▶ **What to produce**: What you return should match the data below exactly, with every entry reproduced.

Data about app and page elements:
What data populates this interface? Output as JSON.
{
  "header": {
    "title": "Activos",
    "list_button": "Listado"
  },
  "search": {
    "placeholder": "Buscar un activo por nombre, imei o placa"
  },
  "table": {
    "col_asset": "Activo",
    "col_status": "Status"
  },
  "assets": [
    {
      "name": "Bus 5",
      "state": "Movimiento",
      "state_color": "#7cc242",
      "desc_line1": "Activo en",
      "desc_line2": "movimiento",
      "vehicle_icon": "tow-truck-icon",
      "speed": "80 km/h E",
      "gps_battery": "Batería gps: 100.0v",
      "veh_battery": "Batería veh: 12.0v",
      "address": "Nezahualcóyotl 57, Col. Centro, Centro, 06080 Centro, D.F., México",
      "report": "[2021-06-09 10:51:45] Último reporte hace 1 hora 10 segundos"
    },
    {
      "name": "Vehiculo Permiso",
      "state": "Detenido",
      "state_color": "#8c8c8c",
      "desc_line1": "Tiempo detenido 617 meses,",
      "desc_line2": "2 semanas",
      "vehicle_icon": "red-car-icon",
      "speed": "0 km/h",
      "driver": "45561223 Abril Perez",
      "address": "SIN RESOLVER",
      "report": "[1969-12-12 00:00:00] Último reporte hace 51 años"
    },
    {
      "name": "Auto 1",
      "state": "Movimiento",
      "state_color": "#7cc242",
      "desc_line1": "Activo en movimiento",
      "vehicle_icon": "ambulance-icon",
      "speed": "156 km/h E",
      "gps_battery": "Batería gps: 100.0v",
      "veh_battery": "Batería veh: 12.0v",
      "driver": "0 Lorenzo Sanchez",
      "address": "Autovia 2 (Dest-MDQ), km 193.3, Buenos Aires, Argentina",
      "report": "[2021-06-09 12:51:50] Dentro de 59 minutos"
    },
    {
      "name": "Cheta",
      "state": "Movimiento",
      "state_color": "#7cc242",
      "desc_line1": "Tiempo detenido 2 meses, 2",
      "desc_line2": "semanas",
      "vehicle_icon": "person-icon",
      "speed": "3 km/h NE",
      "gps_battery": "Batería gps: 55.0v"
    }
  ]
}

▶ **Expected output**:
What data populates this interface? Output as JSON.
{
  "header": {
    "title": "Activos",
    "list_button": "Listado"
  },
  "search": {
    "placeholder": "Buscar un activo por nombre, imei o placa"
  },
  "table": {
    "col_asset": "Activo",
    "col_status": "Status"
  },
  "assets": [
    {
      "name": "Bus 5",
      "state": "Movimiento",
      "state_color": "#7cc242",
      "desc_line1": "Activo en",
      "desc_line2": "movimiento",
      "vehicle_icon": "tow-truck-icon",
      "speed": "80 km/h E",
      "gps_battery": "Batería gps: 100.0v",
      "veh_battery": "Batería veh: 12.0v",
      "address": "Nezahualcóyotl 57, Col. Centro, Centro, 06080 Centro, D.F., México",
      "report": "[2021-06-09 10:51:45] Último reporte hace 1 hora 10 segundos"
    },
    {
      "name": "Vehiculo Permiso",
      "state": "Detenido",
      "state_color": "#8c8c8c",
      "desc_line1": "Tiempo detenido 617 meses,",
      "desc_line2": "2 semanas",
      "vehicle_icon": "red-car-icon",
      "speed": "0 km/h",
      "driver": "45561223 Abril Perez",
      "address": "SIN RESOLVER",
      "report": "[1969-12-12 00:00:00] Último reporte hace 51 años"
    },
    {
      "name": "Auto 1",
      "state": "Movimiento",
      "state_color": "#7cc242",
      "desc_line1": "Activo en movimiento",
      "vehicle_icon": "ambulance-icon",
      "speed": "156 km/h E",
      "gps_battery": "Batería gps: 100.0v",
      "veh_battery": "Batería veh: 12.0v",
      "driver": "0 Lorenzo Sanchez",
      "address": "Autovia 2 (Dest-MDQ), km 193.3, Buenos Aires, Argentina",
      "report": "[2021-06-09 12:51:50] Dentro de 59 minutos"
    },
    {
      "name": "Cheta",
      "state": "Movimiento",
      "state_color": "#7cc242",
      "desc_line1": "Tiempo detenido 2 meses, 2",
      "desc_line2": "semanas",
      "vehicle_icon": "person-icon",
      "speed": "3 km/h NE",
      "gps_battery": "Batería gps: 55.0v"
    }
  ]
}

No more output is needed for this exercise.